Dataset rows describing interfaces:
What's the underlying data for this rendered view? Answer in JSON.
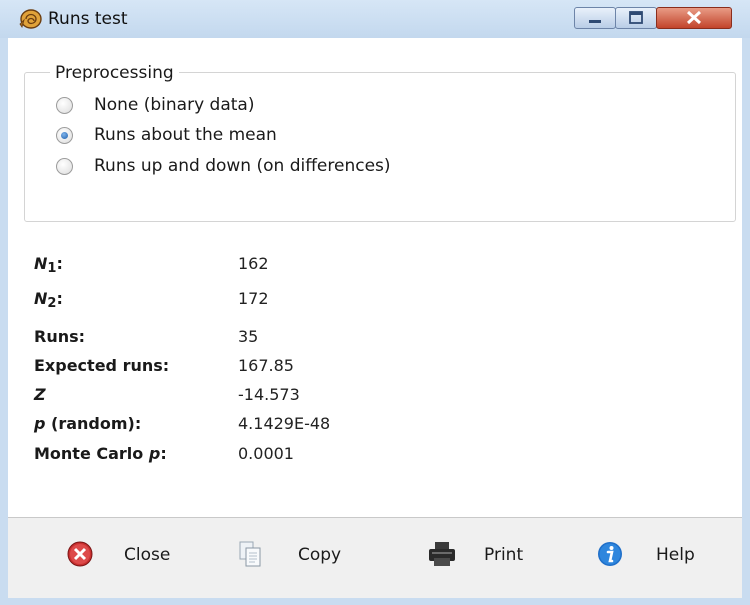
{
  "window": {
    "title": "Runs test",
    "icon": "ammonite-icon",
    "controls": [
      "minimize-icon",
      "maximize-icon",
      "close-icon"
    ]
  },
  "preprocessing": {
    "legend": "Preprocessing",
    "options": [
      {
        "label": "None (binary data)",
        "checked": false
      },
      {
        "label": "Runs about the mean",
        "checked": true
      },
      {
        "label": "Runs up and down (on differences)",
        "checked": false
      }
    ]
  },
  "stats": {
    "n1_label": "N",
    "n1_sub": "1",
    "n1_colon": ":",
    "n1_value": "162",
    "n2_label": "N",
    "n2_sub": "2",
    "n2_colon": ":",
    "n2_value": "172",
    "runs_label": "Runs:",
    "runs_value": "35",
    "expected_label": "Expected runs:",
    "expected_value": "167.85",
    "z_label": "Z",
    "z_value": "-14.573",
    "p_label_italic": "p",
    "p_label_rest": " (random):",
    "p_value": "4.1429E-48",
    "mc_label": "Monte Carlo ",
    "mc_label_italic": "p",
    "mc_colon": ":",
    "mc_value": "0.0001"
  },
  "buttons": {
    "close": {
      "label": "Close",
      "icon": "close-circle-icon"
    },
    "copy": {
      "label": "Copy",
      "icon": "copy-icon"
    },
    "print": {
      "label": "Print",
      "icon": "printer-icon"
    },
    "help": {
      "label": "Help",
      "icon": "info-icon"
    }
  },
  "colors": {
    "title_bar": "#c9dcf0",
    "close_button": "#c2442b",
    "radio_checked": "#1f5faa",
    "button_bar": "#f0f0f0"
  }
}
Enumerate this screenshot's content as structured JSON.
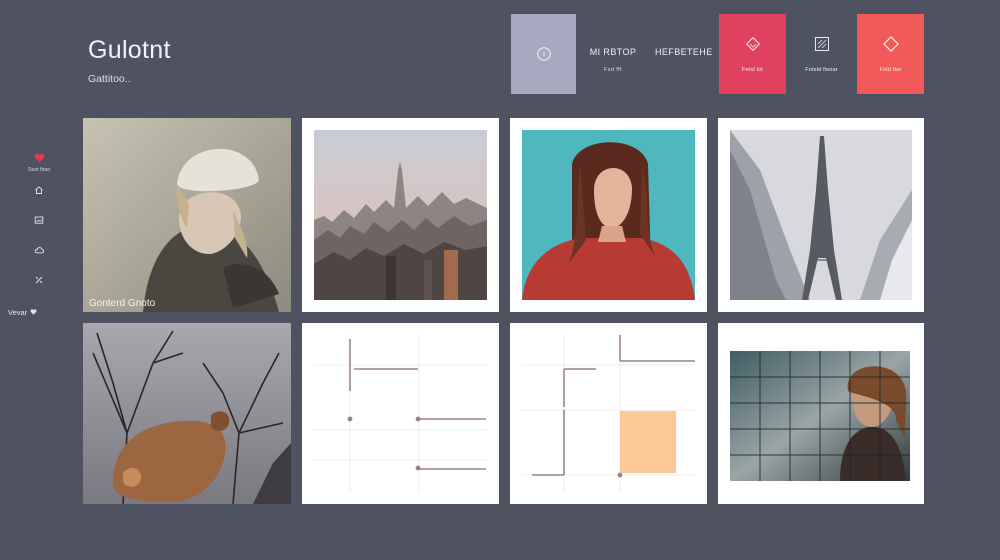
{
  "header": {
    "title": "Gulotnt",
    "subtitle": "Gattitoo.."
  },
  "topbar": {
    "tiles": [
      {
        "icon": "circle-icon",
        "caption": ""
      },
      {
        "icon": "diamond-icon",
        "caption": "Fetsl lot"
      },
      {
        "icon": "grid-icon",
        "caption": "Fotsld fisoar"
      },
      {
        "icon": "diamond-icon",
        "caption": "Fold Itar"
      }
    ],
    "nav": [
      {
        "label": "MI RBTOP",
        "caption": "Fsd fft"
      },
      {
        "label": "HEFBETEHE",
        "caption": ""
      }
    ]
  },
  "sidebar": {
    "items": [
      {
        "icon": "heart-icon",
        "label": "Ssst fsso",
        "color": "#e43a4b"
      },
      {
        "icon": "home-icon",
        "label": ""
      },
      {
        "icon": "image-icon",
        "label": ""
      },
      {
        "icon": "cloud-icon",
        "label": ""
      },
      {
        "icon": "tools-icon",
        "label": ""
      }
    ],
    "footer": "Vevar"
  },
  "grid": {
    "cards": [
      {
        "subject": "portrait-beanie",
        "caption": "Gonterd Gnoto"
      },
      {
        "subject": "city-skyline",
        "caption": ""
      },
      {
        "subject": "portrait-teal",
        "caption": ""
      },
      {
        "subject": "tower-snow",
        "caption": ""
      },
      {
        "subject": "animal-trees",
        "caption": ""
      },
      {
        "subject": "wireframe-lines",
        "caption": ""
      },
      {
        "subject": "wireframe-peach",
        "caption": ""
      },
      {
        "subject": "portrait-grid",
        "caption": ""
      }
    ]
  },
  "colors": {
    "background": "#4f5261",
    "tile_grey": "#a7a9c1",
    "tile_pink": "#e0415e",
    "tile_red": "#f25a5a",
    "peach": "#fcc898",
    "wire_line": "#9b7f96"
  }
}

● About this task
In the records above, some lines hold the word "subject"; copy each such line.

● Response area
        "subject": "portrait-beanie",
        "subject": "city-skyline",
        "subject": "portrait-teal",
        "subject": "tower-snow",
        "subject": "animal-trees",
        "subject": "wireframe-lines",
        "subject": "wireframe-peach",
        "subject": "portrait-grid",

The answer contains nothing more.